  • Formal And Substantive Equality in Education For The Scheduled Caste Under The Indian Constitution: Analyzing The Gap Between Text And Enforcement (Fall 2015)
    Is the right to education--gilded as a fundamental right--an effective tool of justice? The overall aim of this paper is to compare and assess the means by which various judiciaries ensure and enforce positive social rights for social groups that have long been marginalized by mainstream society. In India, the lingering vestiges of the Indian Caste system and British colonialism have heavily informed the country's contemporary constitutional framework and socialist constitutional jurisprudence. Naturally, the idea of "equality" is a central theme that is threaded throughout the Indian Constitution. Indeed, it houses a number of positive, fundamental rights that are ideal on paper, but problematic in practice, as they are nearly impossible to actualize at the ground level. One key question that emerges from time to time in this paper: To what extent has a positive fundamental right to education been able to meaningfully uplift the social, civic and economic participation of Scheduled Caste members of society? In attempting to answer that question, this paper analyzes the interesting dynamic between formal and substantive forms of equality--concepts that have been weaved in and out of Supreme Court consciousness from 1950 up until today. Going further, this paper assesses the practical and legal costs and benefits involved in implementing Article 21-A, the fundamental right to education in the Indian Constitution and the object of analysis in this paper. Article 21-A is then compared to its American counterparts, specifically those that are provided in the Texas and New York State constitutions, i.e., how effective those fundamental rights have been in enabling equal access to education for blacks and Hispanics. Lastly, this paper also looks at how a provision similar in kind to Article 21-A would fare in wealthier and more homogenous countries.

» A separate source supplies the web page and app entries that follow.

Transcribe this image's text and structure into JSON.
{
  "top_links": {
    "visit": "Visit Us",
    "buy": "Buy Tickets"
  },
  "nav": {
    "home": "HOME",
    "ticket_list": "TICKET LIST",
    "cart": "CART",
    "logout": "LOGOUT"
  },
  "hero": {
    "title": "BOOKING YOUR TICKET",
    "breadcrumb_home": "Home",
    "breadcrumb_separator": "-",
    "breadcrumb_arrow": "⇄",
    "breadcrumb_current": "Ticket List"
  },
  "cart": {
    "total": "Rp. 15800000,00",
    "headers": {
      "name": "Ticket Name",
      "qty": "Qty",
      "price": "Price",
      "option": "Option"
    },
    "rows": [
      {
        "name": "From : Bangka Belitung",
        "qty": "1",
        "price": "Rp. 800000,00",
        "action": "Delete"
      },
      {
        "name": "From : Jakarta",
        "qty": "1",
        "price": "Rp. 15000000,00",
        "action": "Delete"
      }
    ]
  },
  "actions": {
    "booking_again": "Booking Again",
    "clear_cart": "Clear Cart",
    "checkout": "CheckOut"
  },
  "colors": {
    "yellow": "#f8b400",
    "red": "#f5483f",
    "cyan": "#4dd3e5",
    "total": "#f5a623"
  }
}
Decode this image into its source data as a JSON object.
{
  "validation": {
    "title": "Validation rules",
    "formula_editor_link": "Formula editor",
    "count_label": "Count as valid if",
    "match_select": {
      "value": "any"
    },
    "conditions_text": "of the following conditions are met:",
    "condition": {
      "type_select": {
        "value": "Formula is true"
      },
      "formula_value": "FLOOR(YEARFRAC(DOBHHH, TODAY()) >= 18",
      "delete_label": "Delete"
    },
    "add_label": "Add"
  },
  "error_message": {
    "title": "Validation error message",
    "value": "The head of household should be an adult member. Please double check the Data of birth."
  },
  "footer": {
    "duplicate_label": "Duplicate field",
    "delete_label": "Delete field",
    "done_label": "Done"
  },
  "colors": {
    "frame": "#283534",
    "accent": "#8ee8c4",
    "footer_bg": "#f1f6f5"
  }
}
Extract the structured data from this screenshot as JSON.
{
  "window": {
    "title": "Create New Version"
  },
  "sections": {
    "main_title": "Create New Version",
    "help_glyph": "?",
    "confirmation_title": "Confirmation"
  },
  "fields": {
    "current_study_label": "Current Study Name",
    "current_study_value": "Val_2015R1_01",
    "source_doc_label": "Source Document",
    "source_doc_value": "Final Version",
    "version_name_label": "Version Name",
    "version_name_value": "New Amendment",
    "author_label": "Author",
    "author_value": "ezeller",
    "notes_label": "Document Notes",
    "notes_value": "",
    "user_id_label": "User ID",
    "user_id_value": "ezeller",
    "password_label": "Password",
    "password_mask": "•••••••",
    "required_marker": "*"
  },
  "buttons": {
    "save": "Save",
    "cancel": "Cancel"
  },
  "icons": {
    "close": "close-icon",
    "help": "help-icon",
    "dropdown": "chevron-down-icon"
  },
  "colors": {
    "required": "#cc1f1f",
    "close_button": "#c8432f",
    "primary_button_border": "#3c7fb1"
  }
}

  • The Legal Rift Between Copyright Doctrine And "Copynorms" With Respect To The Music Industry: A Policy Analysis (Fall 2015)
    In an age of abundant creative expression and peer-to-peer filesharing as facilitated by the Internet, copyright enforcement has largely failed to keep up. There is a growing rift between “copynorms” (i.e., society norms as they relate to use of copyrighted materials) and copyright doctrine. Naturally, copyright legislation and enforcement have not adequately addressed these prevailing copynorms, some of which severely undermine copyright. This paper argues the following: Copyright enforcement and legislation embrace exclusivity at the expense of access, effectively signaling a departure from copyright’s constitutional origins, goals, and limitations; Copyright law does not take into account the diversity of uses and motivations that exist among music-listeners and musicians whom are influenced by copynorms; Copyright legislation, court decisions and the music industry in general equate incentives with rewards, skewing the market power towards copyright owners. Taken together, one fact is resoundingly clear: the overall copyright regime largely out of pace with today’s norms and technologies, and current legislative instruments in force and enforcement methods are counterproductive solutions. The Creative Commons licensing model, however, has potential to recalibrate copyright with its constitutional mandate. In addition to the above, this piece assesses the extent to which Creative Commons can bridge the gap between law and actual compliance, such that copyright regime actually does promote the "Progress of Science and useful Arts" in the modern era.